[Start of Attachment]
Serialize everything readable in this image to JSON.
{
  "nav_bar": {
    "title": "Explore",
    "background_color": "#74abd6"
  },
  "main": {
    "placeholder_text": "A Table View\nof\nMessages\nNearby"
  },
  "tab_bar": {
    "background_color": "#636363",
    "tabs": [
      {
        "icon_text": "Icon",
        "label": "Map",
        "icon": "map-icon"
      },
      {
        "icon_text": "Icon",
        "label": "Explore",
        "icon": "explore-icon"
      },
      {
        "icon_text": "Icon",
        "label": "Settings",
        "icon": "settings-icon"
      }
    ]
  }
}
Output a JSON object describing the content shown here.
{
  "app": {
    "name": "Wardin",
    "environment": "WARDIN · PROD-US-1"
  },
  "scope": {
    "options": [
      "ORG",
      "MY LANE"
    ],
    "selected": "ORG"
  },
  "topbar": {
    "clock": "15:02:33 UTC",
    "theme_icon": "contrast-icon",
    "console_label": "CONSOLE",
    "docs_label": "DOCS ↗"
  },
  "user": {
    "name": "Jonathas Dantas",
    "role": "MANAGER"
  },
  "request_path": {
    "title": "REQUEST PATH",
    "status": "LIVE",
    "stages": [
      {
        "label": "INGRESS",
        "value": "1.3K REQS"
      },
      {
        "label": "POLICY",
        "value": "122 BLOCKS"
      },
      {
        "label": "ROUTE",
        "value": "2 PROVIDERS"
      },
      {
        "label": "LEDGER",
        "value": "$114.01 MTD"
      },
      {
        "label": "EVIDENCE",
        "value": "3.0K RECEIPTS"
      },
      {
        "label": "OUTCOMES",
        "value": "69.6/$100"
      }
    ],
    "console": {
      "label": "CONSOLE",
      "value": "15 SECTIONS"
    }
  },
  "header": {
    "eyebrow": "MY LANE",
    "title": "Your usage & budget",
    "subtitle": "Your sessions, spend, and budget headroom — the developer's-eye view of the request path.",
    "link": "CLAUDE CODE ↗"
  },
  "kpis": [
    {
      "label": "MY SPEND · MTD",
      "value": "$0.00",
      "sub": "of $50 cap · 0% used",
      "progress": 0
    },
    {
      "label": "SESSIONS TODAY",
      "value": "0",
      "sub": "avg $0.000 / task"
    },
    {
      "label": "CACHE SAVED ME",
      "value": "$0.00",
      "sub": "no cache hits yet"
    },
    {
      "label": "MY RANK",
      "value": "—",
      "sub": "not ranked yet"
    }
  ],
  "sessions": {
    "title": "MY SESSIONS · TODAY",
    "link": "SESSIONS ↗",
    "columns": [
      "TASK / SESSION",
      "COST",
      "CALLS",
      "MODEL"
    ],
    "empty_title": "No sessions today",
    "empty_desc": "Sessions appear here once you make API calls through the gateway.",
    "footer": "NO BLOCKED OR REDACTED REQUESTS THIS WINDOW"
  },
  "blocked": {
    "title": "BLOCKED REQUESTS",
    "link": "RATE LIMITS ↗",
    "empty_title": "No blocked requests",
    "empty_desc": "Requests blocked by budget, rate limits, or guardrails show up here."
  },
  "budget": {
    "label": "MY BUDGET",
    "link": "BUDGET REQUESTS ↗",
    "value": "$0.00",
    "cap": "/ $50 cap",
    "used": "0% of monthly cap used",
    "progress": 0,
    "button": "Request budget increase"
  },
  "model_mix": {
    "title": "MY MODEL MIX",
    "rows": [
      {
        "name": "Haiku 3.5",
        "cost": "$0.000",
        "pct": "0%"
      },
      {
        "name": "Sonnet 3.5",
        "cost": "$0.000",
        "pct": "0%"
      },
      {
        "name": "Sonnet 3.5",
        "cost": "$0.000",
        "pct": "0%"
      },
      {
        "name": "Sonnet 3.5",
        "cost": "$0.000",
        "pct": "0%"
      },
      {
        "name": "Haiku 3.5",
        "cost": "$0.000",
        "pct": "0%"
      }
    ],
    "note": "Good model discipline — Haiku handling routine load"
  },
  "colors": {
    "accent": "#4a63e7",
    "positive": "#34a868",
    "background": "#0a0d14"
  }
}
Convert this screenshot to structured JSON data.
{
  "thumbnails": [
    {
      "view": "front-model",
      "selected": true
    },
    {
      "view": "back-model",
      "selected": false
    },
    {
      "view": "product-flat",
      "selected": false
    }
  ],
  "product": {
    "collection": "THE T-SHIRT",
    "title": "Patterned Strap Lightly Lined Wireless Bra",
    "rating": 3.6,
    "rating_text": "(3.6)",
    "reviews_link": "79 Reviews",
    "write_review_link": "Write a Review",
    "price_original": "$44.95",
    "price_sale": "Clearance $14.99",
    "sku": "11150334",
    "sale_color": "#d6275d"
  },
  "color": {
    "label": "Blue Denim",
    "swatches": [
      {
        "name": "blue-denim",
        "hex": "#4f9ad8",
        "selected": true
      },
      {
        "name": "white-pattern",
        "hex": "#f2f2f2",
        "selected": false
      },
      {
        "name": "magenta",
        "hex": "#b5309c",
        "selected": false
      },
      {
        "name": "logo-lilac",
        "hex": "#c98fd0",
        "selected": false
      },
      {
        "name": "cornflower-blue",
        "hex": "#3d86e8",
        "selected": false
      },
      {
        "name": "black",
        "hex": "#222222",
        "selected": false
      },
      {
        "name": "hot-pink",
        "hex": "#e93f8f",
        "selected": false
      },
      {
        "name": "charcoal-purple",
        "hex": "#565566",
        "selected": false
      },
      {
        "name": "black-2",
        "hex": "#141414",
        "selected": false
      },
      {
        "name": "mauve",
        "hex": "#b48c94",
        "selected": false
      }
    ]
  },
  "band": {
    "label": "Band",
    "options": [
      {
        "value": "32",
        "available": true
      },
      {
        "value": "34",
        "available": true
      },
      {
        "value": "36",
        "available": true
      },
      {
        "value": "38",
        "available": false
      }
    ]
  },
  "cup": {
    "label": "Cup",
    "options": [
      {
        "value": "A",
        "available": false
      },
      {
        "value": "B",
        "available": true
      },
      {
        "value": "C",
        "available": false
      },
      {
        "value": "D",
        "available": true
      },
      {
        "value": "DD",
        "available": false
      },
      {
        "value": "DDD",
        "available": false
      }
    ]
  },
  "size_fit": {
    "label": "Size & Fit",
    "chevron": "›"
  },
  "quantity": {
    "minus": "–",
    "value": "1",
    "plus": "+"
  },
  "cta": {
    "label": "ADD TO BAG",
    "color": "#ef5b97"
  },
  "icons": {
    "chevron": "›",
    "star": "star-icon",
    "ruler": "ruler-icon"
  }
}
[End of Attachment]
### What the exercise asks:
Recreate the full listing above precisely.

### Result:
Serialize everything readable in this image to JSON.
{
  "nav_bar": {
    "title": "Explore",
    "background_color": "#74abd6"
  },
  "main": {
    "placeholder_text": "A Table View\nof\nMessages\nNearby"
  },
  "tab_bar": {
    "background_color": "#636363",
    "tabs": [
      {
        "icon_text": "Icon",
        "label": "Map",
        "icon": "map-icon"
      },
      {
        "icon_text": "Icon",
        "label": "Explore",
        "icon": "explore-icon"
      },
      {
        "icon_text": "Icon",
        "label": "Settings",
        "icon": "settings-icon"
      }
    ]
  }
}
Output a JSON object describing the content shown here.
{
  "app": {
    "name": "Wardin",
    "environment": "WARDIN · PROD-US-1"
  },
  "scope": {
    "options": [
      "ORG",
      "MY LANE"
    ],
    "selected": "ORG"
  },
  "topbar": {
    "clock": "15:02:33 UTC",
    "theme_icon": "contrast-icon",
    "console_label": "CONSOLE",
    "docs_label": "DOCS ↗"
  },
  "user": {
    "name": "Jonathas Dantas",
    "role": "MANAGER"
  },
  "request_path": {
    "title": "REQUEST PATH",
    "status": "LIVE",
    "stages": [
      {
        "label": "INGRESS",
        "value": "1.3K REQS"
      },
      {
        "label": "POLICY",
        "value": "122 BLOCKS"
      },
      {
        "label": "ROUTE",
        "value": "2 PROVIDERS"
      },
      {
        "label": "LEDGER",
        "value": "$114.01 MTD"
      },
      {
        "label": "EVIDENCE",
        "value": "3.0K RECEIPTS"
      },
      {
        "label": "OUTCOMES",
        "value": "69.6/$100"
      }
    ],
    "console": {
      "label": "CONSOLE",
      "value": "15 SECTIONS"
    }
  },
  "header": {
    "eyebrow": "MY LANE",
    "title": "Your usage & budget",
    "subtitle": "Your sessions, spend, and budget headroom — the developer's-eye view of the request path.",
    "link": "CLAUDE CODE ↗"
  },
  "kpis": [
    {
      "label": "MY SPEND · MTD",
      "value": "$0.00",
      "sub": "of $50 cap · 0% used",
      "progress": 0
    },
    {
      "label": "SESSIONS TODAY",
      "value": "0",
      "sub": "avg $0.000 / task"
    },
    {
      "label": "CACHE SAVED ME",
      "value": "$0.00",
      "sub": "no cache hits yet"
    },
    {
      "label": "MY RANK",
      "value": "—",
      "sub": "not ranked yet"
    }
  ],
  "sessions": {
    "title": "MY SESSIONS · TODAY",
    "link": "SESSIONS ↗",
    "columns": [
      "TASK / SESSION",
      "COST",
      "CALLS",
      "MODEL"
    ],
    "empty_title": "No sessions today",
    "empty_desc": "Sessions appear here once you make API calls through the gateway.",
    "footer": "NO BLOCKED OR REDACTED REQUESTS THIS WINDOW"
  },
  "blocked": {
    "title": "BLOCKED REQUESTS",
    "link": "RATE LIMITS ↗",
    "empty_title": "No blocked requests",
    "empty_desc": "Requests blocked by budget, rate limits, or guardrails show up here."
  },
  "budget": {
    "label": "MY BUDGET",
    "link": "BUDGET REQUESTS ↗",
    "value": "$0.00",
    "cap": "/ $50 cap",
    "used": "0% of monthly cap used",
    "progress": 0,
    "button": "Request budget increase"
  },
  "model_mix": {
    "title": "MY MODEL MIX",
    "rows": [
      {
        "name": "Haiku 3.5",
        "cost": "$0.000",
        "pct": "0%"
      },
      {
        "name": "Sonnet 3.5",
        "cost": "$0.000",
        "pct": "0%"
      },
      {
        "name": "Sonnet 3.5",
        "cost": "$0.000",
        "pct": "0%"
      },
      {
        "name": "Sonnet 3.5",
        "cost": "$0.000",
        "pct": "0%"
      },
      {
        "name": "Haiku 3.5",
        "cost": "$0.000",
        "pct": "0%"
      }
    ],
    "note": "Good model discipline — Haiku handling routine load"
  },
  "colors": {
    "accent": "#4a63e7",
    "positive": "#34a868",
    "background": "#0a0d14"
  }
}
Convert this screenshot to structured JSON data.
{
  "thumbnails": [
    {
      "view": "front-model",
      "selected": true
    },
    {
      "view": "back-model",
      "selected": false
    },
    {
      "view": "product-flat",
      "selected": false
    }
  ],
  "product": {
    "collection": "THE T-SHIRT",
    "title": "Patterned Strap Lightly Lined Wireless Bra",
    "rating": 3.6,
    "rating_text": "(3.6)",
    "reviews_link": "79 Reviews",
    "write_review_link": "Write a Review",
    "price_original": "$44.95",
    "price_sale": "Clearance $14.99",
    "sku": "11150334",
    "sale_color": "#d6275d"
  },
  "color": {
    "label": "Blue Denim",
    "swatches": [
      {
        "name": "blue-denim",
        "hex": "#4f9ad8",
        "selected": true
      },
      {
        "name": "white-pattern",
        "hex": "#f2f2f2",
        "selected": false
      },
      {
        "name": "magenta",
        "hex": "#b5309c",
        "selected": false
      },
      {
        "name": "logo-lilac",
        "hex": "#c98fd0",
        "selected": false
      },
      {
        "name": "cornflower-blue",
        "hex": "#3d86e8",
        "selected": false
      },
      {
        "name": "black",
        "hex": "#222222",
        "selected": false
      },
      {
        "name": "hot-pink",
        "hex": "#e93f8f",
        "selected": false
      },
      {
        "name": "charcoal-purple",
        "hex": "#565566",
        "selected": false
      },
      {
        "name": "black-2",
        "hex": "#141414",
        "selected": false
      },
      {
        "name": "mauve",
        "hex": "#b48c94",
        "selected": false
      }
    ]
  },
  "band": {
    "label": "Band",
    "options": [
      {
        "value": "32",
        "available": true
      },
      {
        "value": "34",
        "available": true
      },
      {
        "value": "36",
        "available": true
      },
      {
        "value": "38",
        "available": false
      }
    ]
  },
  "cup": {
    "label": "Cup",
    "options": [
      {
        "value": "A",
        "available": false
      },
      {
        "value": "B",
        "available": true
      },
      {
        "value": "C",
        "available": false
      },
      {
        "value": "D",
        "available": true
      },
      {
        "value": "DD",
        "available": false
      },
      {
        "value": "DDD",
        "available": false
      }
    ]
  },
  "size_fit": {
    "label": "Size & Fit",
    "chevron": "›"
  },
  "quantity": {
    "minus": "–",
    "value": "1",
    "plus": "+"
  },
  "cta": {
    "label": "ADD TO BAG",
    "color": "#ef5b97"
  },
  "icons": {
    "chevron": "›",
    "star": "star-icon",
    "ruler": "ruler-icon"
  }
}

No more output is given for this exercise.